How high-performing employees can avoid resentment from colleagues
Are you starting to feel stressed about outshining your boss? Are you dreading the possibility that your manager will learn of the award you received?
High-performing employees should not have to worry about being recognized for good work and how your manager might perceive it. But some managers are not leaders. Some managers do not see their people’s successes as their successes. Some people see the achievements of others as a threat.
Don’t hide your awards from your colleagues. Don’t stop pursuing recognition. It is not so much the recognition itself that may be threatening. Rather, it is how others perceive the recognition – it is about you and only you. Here are three ways high-performing employees can prevent resentment and further demonstrate your leadership:
1. Show how the recognition benefits your manager and the company.

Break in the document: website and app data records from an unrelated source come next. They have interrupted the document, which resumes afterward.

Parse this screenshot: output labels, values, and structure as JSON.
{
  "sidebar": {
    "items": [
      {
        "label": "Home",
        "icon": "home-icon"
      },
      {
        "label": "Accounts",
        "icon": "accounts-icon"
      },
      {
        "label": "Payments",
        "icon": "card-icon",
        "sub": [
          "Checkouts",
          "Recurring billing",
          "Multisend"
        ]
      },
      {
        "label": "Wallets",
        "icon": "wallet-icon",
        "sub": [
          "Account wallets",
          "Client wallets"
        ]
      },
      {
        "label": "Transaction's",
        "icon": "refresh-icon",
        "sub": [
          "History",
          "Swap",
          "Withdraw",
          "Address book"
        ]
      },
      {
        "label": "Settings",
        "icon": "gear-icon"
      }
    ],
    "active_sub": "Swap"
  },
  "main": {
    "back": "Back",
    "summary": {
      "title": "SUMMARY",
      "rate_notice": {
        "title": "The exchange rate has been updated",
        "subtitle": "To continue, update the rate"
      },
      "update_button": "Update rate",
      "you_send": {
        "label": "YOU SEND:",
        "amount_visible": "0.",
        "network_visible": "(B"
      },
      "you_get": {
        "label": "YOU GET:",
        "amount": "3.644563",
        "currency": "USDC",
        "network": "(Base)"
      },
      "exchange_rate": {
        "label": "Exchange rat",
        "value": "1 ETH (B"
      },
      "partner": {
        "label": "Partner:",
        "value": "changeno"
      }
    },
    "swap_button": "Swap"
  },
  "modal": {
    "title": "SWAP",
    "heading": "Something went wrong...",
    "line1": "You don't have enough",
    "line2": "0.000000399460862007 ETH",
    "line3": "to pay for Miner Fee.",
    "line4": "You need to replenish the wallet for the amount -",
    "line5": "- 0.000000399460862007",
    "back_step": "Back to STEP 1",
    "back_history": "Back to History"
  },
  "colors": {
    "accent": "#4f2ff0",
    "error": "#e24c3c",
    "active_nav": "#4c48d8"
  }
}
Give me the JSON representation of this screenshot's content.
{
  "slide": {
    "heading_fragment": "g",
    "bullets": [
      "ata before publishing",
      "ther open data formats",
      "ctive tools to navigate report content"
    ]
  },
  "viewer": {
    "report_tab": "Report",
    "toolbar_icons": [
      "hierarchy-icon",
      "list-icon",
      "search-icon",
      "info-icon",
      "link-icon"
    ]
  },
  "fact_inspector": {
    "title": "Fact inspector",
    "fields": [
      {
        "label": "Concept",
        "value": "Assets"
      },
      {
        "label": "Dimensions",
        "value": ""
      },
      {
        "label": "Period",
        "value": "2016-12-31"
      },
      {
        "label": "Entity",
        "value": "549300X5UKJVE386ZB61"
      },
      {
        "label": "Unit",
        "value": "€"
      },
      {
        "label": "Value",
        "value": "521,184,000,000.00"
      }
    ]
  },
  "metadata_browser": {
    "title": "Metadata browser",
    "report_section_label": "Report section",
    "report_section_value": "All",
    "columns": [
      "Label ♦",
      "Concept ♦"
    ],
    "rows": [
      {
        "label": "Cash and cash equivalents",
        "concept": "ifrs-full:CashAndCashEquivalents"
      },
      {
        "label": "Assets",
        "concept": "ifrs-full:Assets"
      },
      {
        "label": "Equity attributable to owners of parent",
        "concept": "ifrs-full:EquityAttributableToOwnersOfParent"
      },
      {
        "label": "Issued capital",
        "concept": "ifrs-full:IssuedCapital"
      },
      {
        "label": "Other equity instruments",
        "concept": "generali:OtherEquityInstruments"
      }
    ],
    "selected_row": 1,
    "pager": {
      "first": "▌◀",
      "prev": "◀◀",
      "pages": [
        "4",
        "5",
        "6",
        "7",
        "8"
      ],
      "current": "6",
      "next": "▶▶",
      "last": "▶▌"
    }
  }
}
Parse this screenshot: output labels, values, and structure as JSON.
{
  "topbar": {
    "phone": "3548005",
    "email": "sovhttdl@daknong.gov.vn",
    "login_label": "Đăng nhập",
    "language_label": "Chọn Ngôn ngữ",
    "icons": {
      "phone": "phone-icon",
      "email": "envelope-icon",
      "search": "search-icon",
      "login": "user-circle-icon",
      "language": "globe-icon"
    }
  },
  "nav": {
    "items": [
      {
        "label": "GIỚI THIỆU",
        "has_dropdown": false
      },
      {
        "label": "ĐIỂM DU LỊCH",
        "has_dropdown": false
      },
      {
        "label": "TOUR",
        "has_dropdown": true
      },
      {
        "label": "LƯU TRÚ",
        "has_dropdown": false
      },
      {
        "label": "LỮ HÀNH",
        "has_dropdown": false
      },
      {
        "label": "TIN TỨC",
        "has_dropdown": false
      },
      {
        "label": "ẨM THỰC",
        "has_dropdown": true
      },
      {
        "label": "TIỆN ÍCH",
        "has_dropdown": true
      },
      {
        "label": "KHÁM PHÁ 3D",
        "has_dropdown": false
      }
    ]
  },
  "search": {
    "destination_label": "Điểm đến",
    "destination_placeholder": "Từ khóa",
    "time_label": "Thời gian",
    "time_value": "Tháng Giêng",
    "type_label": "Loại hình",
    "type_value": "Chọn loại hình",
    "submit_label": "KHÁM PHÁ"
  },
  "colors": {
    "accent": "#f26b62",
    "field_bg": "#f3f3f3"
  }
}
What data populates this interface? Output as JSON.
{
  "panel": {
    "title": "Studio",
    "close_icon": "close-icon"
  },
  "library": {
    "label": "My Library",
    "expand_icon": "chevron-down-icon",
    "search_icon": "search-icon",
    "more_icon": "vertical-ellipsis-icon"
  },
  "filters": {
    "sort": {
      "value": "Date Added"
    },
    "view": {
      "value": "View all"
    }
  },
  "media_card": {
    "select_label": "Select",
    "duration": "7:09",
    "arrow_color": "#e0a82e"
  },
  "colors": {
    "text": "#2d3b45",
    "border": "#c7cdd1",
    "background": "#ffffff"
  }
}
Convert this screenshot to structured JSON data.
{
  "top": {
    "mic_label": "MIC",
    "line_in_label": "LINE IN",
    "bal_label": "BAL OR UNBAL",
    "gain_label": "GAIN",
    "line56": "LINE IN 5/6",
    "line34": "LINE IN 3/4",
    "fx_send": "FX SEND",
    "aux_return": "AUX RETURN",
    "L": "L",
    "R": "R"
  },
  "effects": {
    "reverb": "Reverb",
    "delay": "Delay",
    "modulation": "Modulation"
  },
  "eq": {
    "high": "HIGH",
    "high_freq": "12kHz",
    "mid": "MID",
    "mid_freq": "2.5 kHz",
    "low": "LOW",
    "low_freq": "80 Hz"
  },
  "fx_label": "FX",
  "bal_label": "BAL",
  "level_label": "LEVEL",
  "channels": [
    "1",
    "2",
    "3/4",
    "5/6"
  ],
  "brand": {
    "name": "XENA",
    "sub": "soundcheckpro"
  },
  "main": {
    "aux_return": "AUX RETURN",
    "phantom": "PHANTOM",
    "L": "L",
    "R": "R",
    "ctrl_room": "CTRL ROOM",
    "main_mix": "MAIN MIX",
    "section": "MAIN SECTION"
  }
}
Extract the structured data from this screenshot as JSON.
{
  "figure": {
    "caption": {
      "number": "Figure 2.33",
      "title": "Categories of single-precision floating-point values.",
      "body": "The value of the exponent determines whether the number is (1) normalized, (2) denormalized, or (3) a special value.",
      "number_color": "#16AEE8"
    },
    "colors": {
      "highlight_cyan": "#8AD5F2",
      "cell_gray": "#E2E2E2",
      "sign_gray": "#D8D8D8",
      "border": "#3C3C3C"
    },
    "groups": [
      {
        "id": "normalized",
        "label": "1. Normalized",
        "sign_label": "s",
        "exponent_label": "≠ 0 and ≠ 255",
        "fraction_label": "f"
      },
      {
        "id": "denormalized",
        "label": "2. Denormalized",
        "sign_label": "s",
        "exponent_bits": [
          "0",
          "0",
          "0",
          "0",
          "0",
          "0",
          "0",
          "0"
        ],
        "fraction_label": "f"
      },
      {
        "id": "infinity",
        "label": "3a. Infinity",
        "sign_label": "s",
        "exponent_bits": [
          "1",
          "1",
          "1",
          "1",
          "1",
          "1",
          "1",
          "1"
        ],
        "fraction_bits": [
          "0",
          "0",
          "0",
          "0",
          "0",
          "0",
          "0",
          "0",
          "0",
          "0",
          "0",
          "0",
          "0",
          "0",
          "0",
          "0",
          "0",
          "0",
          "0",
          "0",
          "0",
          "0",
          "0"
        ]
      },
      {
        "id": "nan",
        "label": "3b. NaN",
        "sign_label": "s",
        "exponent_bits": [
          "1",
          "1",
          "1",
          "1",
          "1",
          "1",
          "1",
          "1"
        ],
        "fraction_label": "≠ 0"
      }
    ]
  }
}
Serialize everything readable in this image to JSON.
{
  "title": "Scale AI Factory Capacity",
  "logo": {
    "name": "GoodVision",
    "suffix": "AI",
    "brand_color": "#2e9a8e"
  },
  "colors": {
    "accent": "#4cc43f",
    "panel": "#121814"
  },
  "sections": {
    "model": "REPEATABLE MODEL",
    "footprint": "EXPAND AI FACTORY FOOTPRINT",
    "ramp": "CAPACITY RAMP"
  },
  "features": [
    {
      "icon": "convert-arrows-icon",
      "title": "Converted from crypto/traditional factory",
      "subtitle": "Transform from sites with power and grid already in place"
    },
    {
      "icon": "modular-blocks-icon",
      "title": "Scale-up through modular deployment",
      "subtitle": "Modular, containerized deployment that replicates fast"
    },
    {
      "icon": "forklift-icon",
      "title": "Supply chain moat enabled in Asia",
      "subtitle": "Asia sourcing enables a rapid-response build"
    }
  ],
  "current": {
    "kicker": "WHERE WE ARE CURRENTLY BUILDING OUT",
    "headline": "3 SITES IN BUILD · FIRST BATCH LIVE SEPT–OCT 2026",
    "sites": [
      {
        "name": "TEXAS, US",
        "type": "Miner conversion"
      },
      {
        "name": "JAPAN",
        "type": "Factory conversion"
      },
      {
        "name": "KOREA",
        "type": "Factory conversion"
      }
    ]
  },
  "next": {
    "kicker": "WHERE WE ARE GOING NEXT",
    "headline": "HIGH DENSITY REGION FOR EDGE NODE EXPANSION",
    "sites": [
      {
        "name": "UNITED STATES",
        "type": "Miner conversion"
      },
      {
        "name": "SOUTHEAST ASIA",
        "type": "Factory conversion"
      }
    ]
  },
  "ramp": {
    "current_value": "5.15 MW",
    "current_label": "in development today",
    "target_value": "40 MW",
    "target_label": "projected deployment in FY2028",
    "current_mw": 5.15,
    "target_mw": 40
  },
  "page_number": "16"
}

Thank your manager and colleagues for their support. Share how they have helped you to reach your potential and that it is a reflection of team effort. For example, thank them for providing you stretch opportunities, access to company executives or the time to take a class to develop your skills.
Awards are not all about you. The saying, “It takes a village” applies to more than raising children. It applies to developing leaders, as well. Recognize and be humble that your success is not your success alone but the collective success and the result of help from others.
2. Give back knowledge, and add value.
Identify how you can share what you learned with others. Hold a seminar, webinar or brown bag lunch to share the knowledge that got you the recognition. Giving back helps your manager and colleagues see that you are grateful, sharing and collaborative. It demonstrates your desire to see others grow and succeed, as well.
3. Submit your manager’s name for consideration.
If you manager is deserving, be on the look out for opportunities where they can be recognized, as well. When you receive an award, organizations often solicit nominations from awardees. Also, look for recognitions that your organization awards its employees. Look for awards given out by professional associations. As a starting point, you can even search Google for awards for which your manager might be a good candidate.
The ability to recognize others does not just flow down stream. Just because your manager may be higher up on the totem pole does not mean you can’t recognize him or her. You have the power and the leadership opportunity to recognize the work of others, no matter their relationship to you.
Jack Welch says, “When you become a leader, success is about growing others.” Leaders want others to succeed. They value and recognize people’s strengths. If you don’t have a leader for a boss, don’t let this chill your pursuit of recognition from your peers and community. Just make sure the recognition is not all about you and adds value to others.
SOURCE: World Economic Forum